Sometimes events just stick with you. Often it’s because of how earth-shattering or momentous they are. Most of you likely remember exactly where you were and what you were doing on 9/11/2001. I certainly do. However, sometimes we remember the details of events for other reasons. A combination of significance and timing can stick with you years later. Because of the latter, I can remember exactly where I was and what I was doing when I heard that Steve Jobs had passed away on October 5, 2011.
I was sitting in a Starbucks in Tupelo, Mississippi. The company I work for had two long projects in progress in the area, and I had been spending most of my time there since the early Summer. My hotel didn’t have the greatest WiFi, and I didn’t know anyone else in town outside of work, so I became a regular at the local Starbys for a while. Free WiFi and free refills with a gold rewards card kept me coming back.
The iPhone 4S had just been announced the previous day, and I and the other writers for the site I worked for at the time were writing articles about the reveal and planning ahead for the release. I was trying to pitch in as much as I could before the launch, because I wasn’t going to be eligible for an upgrade from AT&T for over a month. No reviews for me that year. I was disappointed about that, but still excited about the possibilities of Apple’s new Siri digital assistant. One of the things we discussed writing about was the fact that this was the first major event since Steve Jobs stepped down as CEO for the second time.

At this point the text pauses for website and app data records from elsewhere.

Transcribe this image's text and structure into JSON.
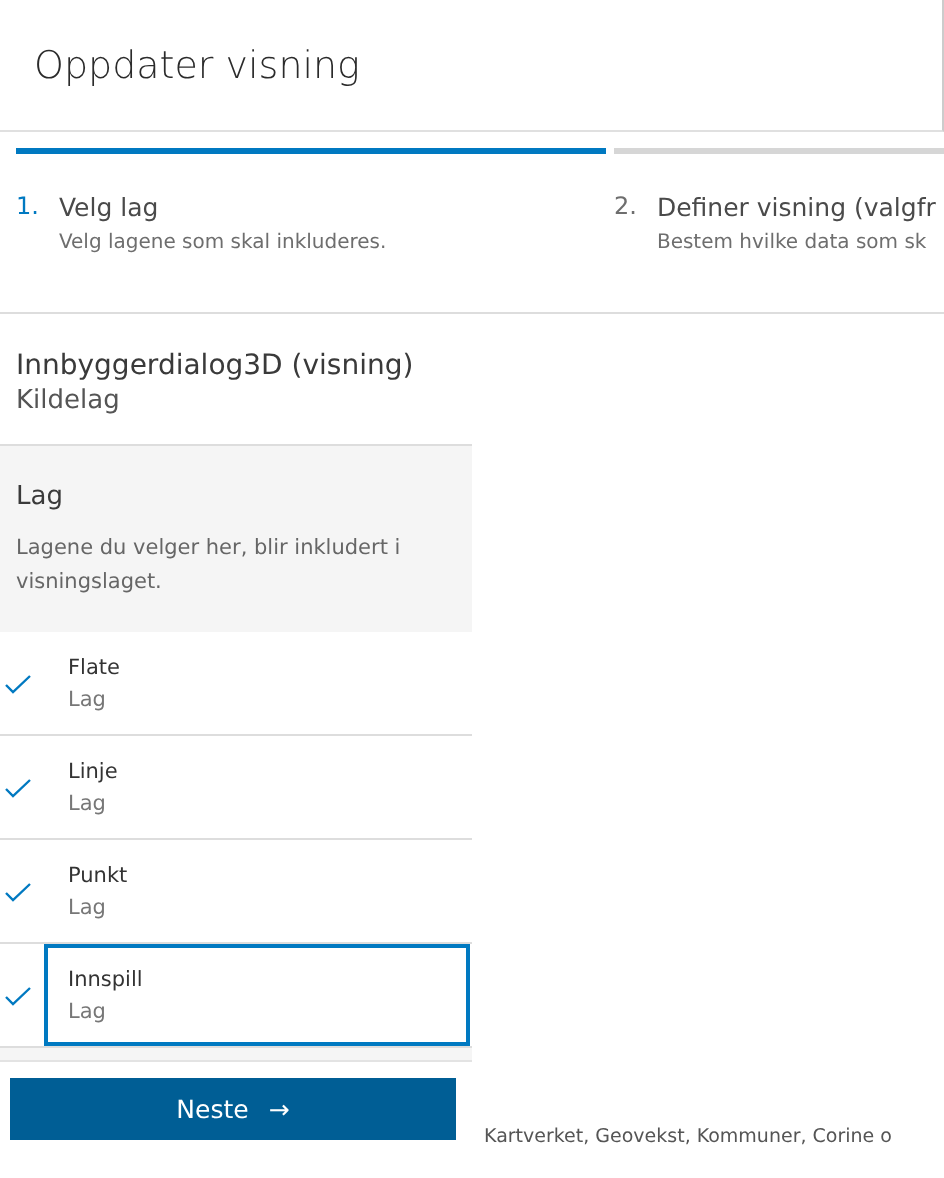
{
  "dialog": {
    "title": "Oppdater visning"
  },
  "steps": [
    {
      "number": "1.",
      "title": "Velg lag",
      "description": "Velg lagene som skal inkluderes.",
      "selected": true
    },
    {
      "number": "2.",
      "title": "Definer visning (valgfr",
      "description": "Bestem hvilke data som sk",
      "selected": false
    }
  ],
  "source": {
    "name": "Innbyggerdialog3D (visning)",
    "caption": "Kildelag"
  },
  "layers_section": {
    "heading": "Lag",
    "description": "Lagene du velger her, blir inkludert i visningslaget."
  },
  "layers": [
    {
      "name": "Flate",
      "type": "Lag",
      "checked": true,
      "focused": false
    },
    {
      "name": "Linje",
      "type": "Lag",
      "checked": true,
      "focused": false
    },
    {
      "name": "Punkt",
      "type": "Lag",
      "checked": true,
      "focused": false
    },
    {
      "name": "Innspill",
      "type": "Lag",
      "checked": true,
      "focused": true
    }
  ],
  "next_button": {
    "label": "Neste",
    "arrow": "→"
  },
  "attribution": "Kartverket, Geovekst, Kommuner, Corine o"
}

As we were emailing and messaging back and forth about the event and our coverage of it, the news broke: Steve Jobs had passed away. I remembered that there had been at least one instance where a news outlet leaked that Jobs was dead a few months before, only to be proven wrong. However, the report was quickly confirmed this time. One of the most important figures in the world of technology was gone. After reflecting and messaging back and forth a bit, we had to shift gears and cover Mr Jobs’ passing, and quickly make a plan for who would write what pieces about his life, death, and impact on the world.
I guess I remember the day so well because of the circumstances that lead up to it: Jobs stepping down again and the iPhone 4S reveal. We were all writing about these events, so they were fresh on our minds when the news came. I was also at a place that had become very familiar to me. That Starbucks was where I spent many evenings after dinner, and did most of my writing during the second half of that year. All these things worked together to cement the little details of that night in my mind. Pretty much any time I think about Steve Jobs, I am reminded of that night.
It is interesting to look back at how different Apple and its products are today- in many ways good, in a few, not as much. However, as successful as Apple has become under Jobs’ protege and hand-picked successor, Tim Cook, there is no ignoring the fact that the company is where it is today because of him. Without Steve Jobs, there is no Apple. Without his late-90s return, there is no miracle turnaround. Apple would be a footnote by now. Just think- No iPod. No iTunes with inexpensive legal music to purchase. No iPhone. No iPad. Whether you are a big-time, lifelong Apple fan, or a more casual observer, Steve Jobs’ significance and impact on not just Apple, but the entire world of technology, makes October 5, 2011 worth remembering.